- _SOURCE INFORMATION_:
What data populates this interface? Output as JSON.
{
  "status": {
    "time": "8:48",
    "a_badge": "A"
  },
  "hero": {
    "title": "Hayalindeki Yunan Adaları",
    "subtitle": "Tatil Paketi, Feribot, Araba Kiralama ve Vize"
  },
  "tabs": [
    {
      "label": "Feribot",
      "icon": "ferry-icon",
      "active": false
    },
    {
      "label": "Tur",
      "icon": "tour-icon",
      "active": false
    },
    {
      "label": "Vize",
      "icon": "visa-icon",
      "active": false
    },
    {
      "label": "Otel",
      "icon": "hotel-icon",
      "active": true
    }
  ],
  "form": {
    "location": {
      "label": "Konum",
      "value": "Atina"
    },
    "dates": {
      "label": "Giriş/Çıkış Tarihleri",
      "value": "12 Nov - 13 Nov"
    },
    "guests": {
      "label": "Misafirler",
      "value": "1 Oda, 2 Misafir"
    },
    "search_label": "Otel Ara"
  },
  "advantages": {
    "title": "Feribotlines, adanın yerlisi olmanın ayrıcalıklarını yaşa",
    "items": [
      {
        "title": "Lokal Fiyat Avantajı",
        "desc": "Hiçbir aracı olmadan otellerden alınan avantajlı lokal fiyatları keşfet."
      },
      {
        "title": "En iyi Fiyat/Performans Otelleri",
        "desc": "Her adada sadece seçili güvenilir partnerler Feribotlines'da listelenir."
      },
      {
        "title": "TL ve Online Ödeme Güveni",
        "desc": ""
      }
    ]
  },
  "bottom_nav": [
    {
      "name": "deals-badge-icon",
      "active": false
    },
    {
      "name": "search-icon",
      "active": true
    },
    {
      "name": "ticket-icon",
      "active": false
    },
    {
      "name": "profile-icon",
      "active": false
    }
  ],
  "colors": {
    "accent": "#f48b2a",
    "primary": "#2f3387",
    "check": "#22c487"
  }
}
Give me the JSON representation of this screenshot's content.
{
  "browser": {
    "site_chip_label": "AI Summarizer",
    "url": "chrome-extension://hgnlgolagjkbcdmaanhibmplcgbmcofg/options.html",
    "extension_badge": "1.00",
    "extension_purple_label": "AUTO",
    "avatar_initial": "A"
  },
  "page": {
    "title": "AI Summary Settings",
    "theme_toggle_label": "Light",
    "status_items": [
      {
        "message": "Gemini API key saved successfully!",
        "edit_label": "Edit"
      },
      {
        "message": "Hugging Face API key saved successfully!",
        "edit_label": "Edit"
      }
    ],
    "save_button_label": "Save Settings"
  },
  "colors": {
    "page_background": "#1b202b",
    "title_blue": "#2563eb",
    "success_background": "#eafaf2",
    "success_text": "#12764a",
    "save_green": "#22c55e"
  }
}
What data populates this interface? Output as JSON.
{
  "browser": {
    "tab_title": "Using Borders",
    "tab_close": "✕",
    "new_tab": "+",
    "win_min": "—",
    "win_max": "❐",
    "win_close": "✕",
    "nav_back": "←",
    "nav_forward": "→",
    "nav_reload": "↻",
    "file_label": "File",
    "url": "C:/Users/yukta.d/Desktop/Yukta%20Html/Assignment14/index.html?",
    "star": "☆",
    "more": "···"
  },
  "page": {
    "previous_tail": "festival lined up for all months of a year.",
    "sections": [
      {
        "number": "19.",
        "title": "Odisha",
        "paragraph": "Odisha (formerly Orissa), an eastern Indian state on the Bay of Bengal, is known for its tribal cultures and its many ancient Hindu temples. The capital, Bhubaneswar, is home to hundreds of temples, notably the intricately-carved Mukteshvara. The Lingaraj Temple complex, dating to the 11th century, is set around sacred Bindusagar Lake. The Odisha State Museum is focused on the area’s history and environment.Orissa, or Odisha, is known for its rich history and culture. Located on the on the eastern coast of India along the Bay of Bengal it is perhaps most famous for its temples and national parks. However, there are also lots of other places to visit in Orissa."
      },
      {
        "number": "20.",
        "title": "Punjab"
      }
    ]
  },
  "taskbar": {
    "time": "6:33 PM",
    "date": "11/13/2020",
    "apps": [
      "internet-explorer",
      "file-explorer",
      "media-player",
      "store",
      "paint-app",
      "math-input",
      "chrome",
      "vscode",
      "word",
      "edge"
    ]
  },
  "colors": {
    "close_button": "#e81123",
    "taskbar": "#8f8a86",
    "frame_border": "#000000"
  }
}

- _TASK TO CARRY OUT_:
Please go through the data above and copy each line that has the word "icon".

- _THE ANSWER_:
      "icon": "ferry-icon",
      "icon": "tour-icon",
      "icon": "visa-icon",
      "icon": "hotel-icon",
      "name": "deals-badge-icon",
      "name": "search-icon",
      "name": "ticket-icon",
      "name": "profile-icon",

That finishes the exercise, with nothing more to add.